*** DATA LISTING ***

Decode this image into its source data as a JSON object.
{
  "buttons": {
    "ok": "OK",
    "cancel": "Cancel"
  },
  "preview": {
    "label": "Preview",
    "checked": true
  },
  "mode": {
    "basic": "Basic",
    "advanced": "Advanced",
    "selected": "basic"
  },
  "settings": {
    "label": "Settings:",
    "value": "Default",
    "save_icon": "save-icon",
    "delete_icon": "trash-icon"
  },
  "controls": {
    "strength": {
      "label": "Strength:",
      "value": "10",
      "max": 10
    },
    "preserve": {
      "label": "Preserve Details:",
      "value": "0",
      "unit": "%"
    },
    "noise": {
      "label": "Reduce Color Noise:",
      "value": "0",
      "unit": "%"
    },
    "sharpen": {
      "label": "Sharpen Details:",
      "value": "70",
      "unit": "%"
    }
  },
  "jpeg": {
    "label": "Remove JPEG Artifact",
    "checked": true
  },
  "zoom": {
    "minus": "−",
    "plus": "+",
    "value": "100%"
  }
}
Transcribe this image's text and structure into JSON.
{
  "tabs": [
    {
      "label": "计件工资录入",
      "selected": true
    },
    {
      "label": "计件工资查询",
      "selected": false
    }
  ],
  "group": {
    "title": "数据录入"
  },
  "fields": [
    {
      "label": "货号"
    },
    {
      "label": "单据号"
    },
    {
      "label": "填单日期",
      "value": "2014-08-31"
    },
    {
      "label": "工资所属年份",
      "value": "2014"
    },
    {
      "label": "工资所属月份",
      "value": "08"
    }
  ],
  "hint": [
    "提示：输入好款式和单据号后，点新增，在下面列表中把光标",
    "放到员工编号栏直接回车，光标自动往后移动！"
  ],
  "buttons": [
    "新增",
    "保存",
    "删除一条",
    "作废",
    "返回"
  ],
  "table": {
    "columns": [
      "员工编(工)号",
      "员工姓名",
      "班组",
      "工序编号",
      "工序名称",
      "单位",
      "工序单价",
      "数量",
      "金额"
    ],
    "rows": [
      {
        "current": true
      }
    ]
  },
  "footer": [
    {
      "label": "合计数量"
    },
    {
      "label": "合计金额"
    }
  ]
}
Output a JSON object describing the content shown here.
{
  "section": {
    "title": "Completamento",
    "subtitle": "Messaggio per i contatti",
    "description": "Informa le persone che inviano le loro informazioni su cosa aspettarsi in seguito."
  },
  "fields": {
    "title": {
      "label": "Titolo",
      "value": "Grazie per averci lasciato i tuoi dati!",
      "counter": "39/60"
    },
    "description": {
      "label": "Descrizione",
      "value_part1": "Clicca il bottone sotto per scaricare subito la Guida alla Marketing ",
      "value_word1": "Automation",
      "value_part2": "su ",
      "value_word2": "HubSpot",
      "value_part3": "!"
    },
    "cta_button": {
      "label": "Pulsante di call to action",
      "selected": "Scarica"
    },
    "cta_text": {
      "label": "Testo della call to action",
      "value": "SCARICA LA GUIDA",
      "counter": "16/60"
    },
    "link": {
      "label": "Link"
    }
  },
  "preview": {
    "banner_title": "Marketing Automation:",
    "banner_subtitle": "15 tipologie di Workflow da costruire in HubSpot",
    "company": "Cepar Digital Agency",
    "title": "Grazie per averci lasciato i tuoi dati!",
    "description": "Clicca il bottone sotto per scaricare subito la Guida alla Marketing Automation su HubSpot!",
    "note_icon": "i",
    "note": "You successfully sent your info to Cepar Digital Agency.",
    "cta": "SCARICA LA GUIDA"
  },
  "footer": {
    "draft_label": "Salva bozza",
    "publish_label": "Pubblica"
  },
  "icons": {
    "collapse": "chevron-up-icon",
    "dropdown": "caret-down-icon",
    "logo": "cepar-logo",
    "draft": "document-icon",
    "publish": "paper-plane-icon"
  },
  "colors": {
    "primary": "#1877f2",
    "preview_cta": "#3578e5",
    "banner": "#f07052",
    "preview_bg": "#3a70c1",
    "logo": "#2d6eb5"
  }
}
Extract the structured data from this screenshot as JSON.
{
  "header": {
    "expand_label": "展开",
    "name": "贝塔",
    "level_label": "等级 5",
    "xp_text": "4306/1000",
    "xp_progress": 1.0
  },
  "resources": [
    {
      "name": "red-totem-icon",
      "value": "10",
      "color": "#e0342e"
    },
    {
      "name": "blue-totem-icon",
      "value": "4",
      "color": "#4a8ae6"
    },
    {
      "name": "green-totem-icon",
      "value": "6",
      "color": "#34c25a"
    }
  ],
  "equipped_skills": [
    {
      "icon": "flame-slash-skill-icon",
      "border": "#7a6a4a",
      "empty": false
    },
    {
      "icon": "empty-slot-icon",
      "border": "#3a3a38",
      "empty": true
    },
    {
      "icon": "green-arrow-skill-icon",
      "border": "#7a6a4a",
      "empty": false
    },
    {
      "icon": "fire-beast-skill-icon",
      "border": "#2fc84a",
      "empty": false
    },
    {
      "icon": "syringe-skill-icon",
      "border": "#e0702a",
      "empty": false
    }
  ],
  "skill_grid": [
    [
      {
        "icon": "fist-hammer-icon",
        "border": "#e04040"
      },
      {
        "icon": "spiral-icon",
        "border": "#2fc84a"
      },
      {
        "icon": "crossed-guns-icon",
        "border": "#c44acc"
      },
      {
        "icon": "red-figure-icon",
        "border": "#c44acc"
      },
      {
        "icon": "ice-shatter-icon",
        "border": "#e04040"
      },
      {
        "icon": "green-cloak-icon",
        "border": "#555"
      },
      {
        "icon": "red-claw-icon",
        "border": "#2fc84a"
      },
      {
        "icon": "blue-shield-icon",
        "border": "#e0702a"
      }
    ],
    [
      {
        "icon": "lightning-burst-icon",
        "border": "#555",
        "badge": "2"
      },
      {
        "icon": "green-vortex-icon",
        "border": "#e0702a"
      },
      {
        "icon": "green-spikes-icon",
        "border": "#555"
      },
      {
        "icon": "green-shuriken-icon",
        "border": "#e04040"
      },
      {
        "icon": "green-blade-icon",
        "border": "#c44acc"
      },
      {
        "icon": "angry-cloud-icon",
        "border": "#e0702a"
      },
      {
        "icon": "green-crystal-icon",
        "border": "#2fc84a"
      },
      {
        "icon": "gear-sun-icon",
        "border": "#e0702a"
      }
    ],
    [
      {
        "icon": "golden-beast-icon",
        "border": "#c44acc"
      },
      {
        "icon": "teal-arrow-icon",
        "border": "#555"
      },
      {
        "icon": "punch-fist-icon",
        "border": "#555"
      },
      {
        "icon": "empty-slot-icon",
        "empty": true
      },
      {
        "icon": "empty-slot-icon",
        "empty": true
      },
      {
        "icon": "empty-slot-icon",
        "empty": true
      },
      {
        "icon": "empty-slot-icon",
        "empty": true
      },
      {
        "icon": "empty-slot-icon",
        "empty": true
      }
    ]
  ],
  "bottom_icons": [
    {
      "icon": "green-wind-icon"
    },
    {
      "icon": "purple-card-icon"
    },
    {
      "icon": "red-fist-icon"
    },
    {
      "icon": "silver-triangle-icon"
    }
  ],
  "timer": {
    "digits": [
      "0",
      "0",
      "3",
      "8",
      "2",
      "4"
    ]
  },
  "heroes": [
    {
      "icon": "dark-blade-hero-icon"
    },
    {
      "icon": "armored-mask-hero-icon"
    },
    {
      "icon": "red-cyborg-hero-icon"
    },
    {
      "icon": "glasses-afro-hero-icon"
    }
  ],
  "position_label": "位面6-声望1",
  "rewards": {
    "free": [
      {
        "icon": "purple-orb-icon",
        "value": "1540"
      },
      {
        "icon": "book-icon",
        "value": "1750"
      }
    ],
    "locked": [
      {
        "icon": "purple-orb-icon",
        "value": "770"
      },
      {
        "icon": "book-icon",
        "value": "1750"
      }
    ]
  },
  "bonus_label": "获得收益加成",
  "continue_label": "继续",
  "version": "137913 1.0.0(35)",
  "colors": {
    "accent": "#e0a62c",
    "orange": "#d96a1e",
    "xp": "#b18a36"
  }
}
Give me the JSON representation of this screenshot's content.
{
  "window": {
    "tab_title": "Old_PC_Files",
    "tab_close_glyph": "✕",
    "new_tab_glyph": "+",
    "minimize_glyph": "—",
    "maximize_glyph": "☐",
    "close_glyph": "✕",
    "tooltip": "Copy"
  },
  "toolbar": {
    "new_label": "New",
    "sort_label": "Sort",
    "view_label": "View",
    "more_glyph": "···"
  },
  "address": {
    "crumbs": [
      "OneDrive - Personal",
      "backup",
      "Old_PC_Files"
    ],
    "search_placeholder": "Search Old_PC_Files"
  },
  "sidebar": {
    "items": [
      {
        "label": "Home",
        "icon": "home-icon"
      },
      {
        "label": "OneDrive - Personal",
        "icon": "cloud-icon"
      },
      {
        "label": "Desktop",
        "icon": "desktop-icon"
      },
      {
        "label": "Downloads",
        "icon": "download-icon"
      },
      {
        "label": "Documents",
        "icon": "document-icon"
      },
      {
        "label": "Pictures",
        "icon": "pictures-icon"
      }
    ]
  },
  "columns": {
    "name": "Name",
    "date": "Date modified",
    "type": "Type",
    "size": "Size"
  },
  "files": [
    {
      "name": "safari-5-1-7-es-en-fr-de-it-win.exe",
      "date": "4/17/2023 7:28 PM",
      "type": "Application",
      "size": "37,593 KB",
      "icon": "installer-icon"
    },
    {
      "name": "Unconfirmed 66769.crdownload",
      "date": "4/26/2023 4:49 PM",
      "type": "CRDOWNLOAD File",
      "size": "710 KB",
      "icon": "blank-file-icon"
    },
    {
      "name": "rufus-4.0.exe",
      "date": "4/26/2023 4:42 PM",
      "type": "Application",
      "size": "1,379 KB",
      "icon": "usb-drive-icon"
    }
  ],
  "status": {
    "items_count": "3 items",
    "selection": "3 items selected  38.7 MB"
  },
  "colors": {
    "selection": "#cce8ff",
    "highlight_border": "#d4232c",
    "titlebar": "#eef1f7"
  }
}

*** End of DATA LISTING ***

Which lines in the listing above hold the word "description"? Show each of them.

    "description": "Informa le persone che inviano le loro informazioni su cosa aspettarsi in seguito."
    "description": {
    "description": "Clicca il bottone sotto per scaricare subito la Guida alla Marketing Automation su HubSpot!",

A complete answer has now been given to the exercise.